“We are considering bringing some Canadian partners to the Czech Republic as a follow-up to this mission to visit companies in person,” she says. “What’s really key, above all, is following up on all the connections made here and showing people how high-quality the products are,” she explains.
Monika Slabá, finance director with the Czech Republic-based Wood 4 Ever, says the networking event was a positive experience for the small company known for producing solid wood furniture.
“Our production is totally different. It’s based on customer demand only,” she explains. “We’ve never done the same piece twice in 35 years.”
Slabá was encouraged by the warm reception in Canada, and believes there are a lot of similarities between the two regions.
“It’s a totally different country but it felt like home,” she says. “I spent some time talking to potential contacts and I was so happy to find out the Canadian market is like the European market.”
At present, Wood 4 Ever only sells to European clients (both commercial and residential), but Slabá says the company is excited to potentially broaden its network and sees the event as a good start.
“After this first visit, it sounds great and it could work but we need to spend more time and energy, and find out how to market ourselves,” she says. “We know how to deal with the client long-distance and we’re also able to provide built-in projects long-distance. If you are willing to give the customer something, it doesn’t matter if it’s in Europe or in Canada.”
Jan Pehal, chair of the administrative council of residential and commercial furniture company Nadop, agrees the event was a positive experience.
“I was able to travel with my dad, who’s the founder of the company,” he says.
Also based in the Czech Republic, Nadop got its start in the garage of Pehal’s family home. It grew from a four-person operation run by his parents, brother and cousin to become a bustling high-end furniture business that sees more than $4 million euros in annual sales.
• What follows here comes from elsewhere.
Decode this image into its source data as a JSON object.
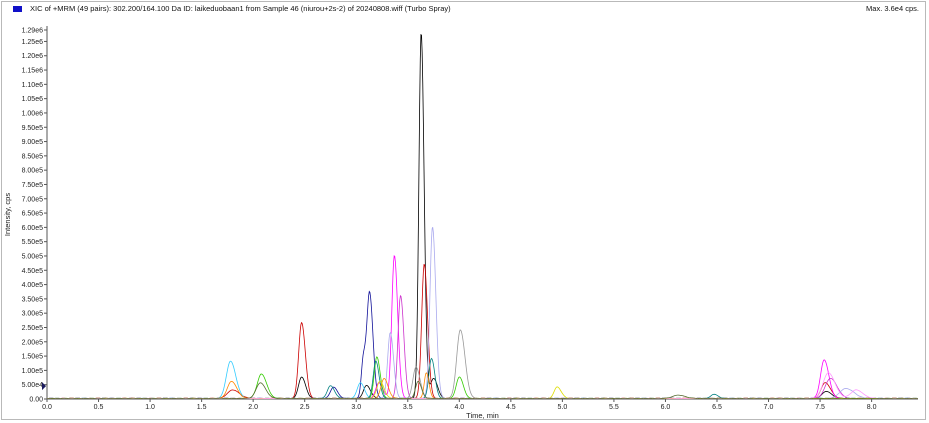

As of now, a significant number of Nadop’s clients are located in the Czech Republic, but the company also does large commercial projects in France. Even though Nadop has yet to lockdown clients across the Atlantic, Pehal sees a lot of potential in Canada.
“Toronto is one of the most developed cities in the world. There are so many opportunities and we see a big opportunity for success in the market,” he says. “We are really pleased the Canadian style of cabinetry is quite similar to the European one, so we’re perfectly ready for this market and it was nice to (get to know) it.”
Bernard Likar, advisor at the Wood Industry Cluster (WIC) in Slovenia, a delegation of six furniture companies that specialize in carpentry, millwork and manufacturing, says the cluster participated in the event to connect with architects, interior designers and distributors, among other people in the industry, and to acquaint itself with the Canadian market.
“(We wanted) to become familiar with the business environment and the opportunities for exporting furniture, especially finished residential and office furniture, as well as hotel furniture,” he says.
Likar says his data indicate that in 2022, Slovenia saw $4 million in furniture exports to Canada.
“According to the responses of our companies, the Canadian market is very desirable, so we can think about further delegations and other supporting activities to strengthen business with Canada,” he says. “A free trade agreement between Canada and the EU is also an advantage.”
Ashley Newport is a Toronto-based freelance journalist who writes primarily for trade and business publications.